Using the listing below, keep only the lines with the word "disabled" and copy them.

(Excerpted data)

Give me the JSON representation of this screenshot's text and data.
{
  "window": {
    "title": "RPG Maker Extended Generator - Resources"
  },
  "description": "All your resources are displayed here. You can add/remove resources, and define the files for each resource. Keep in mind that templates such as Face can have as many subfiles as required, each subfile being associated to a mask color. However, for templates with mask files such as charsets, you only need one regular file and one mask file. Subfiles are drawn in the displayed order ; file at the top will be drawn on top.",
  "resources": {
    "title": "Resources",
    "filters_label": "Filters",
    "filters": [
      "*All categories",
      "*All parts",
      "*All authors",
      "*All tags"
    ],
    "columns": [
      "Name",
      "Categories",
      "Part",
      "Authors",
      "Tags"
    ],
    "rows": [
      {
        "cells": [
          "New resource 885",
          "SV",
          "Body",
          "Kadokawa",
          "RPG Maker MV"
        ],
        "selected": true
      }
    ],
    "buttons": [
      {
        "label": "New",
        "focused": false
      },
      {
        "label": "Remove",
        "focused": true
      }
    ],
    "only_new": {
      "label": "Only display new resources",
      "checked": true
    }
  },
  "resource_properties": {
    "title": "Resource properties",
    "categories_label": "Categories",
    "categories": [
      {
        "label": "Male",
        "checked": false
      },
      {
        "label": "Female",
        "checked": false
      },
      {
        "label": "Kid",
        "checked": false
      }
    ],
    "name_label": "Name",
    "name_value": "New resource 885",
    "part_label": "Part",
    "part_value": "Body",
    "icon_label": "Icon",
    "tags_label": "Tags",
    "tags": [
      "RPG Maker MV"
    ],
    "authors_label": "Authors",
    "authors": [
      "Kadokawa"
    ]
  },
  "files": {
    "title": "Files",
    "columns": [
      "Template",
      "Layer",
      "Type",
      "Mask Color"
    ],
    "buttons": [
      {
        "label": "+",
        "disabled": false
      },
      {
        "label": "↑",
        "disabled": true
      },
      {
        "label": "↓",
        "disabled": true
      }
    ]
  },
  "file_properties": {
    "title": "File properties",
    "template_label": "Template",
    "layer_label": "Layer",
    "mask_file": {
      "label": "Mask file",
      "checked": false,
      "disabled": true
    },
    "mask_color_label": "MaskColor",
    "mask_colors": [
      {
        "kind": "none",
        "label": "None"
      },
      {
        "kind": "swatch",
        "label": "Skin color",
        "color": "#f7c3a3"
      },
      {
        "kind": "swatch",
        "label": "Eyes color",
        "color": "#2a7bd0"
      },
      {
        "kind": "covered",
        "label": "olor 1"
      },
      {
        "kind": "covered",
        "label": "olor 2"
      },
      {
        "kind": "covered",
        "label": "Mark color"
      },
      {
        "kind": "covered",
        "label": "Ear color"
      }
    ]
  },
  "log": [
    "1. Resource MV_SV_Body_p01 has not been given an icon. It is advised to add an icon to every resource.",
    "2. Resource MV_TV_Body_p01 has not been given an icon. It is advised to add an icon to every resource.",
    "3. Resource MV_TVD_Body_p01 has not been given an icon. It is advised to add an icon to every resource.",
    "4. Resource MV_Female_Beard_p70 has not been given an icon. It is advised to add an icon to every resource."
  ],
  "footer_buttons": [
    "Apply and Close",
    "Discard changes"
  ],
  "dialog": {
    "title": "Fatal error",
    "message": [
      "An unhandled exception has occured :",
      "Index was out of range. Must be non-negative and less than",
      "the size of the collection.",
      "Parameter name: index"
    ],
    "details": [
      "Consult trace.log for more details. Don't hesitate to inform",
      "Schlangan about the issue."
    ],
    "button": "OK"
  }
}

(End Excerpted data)

> Written response:
        "disabled": false
        "disabled": true
        "disabled": true
      "disabled": true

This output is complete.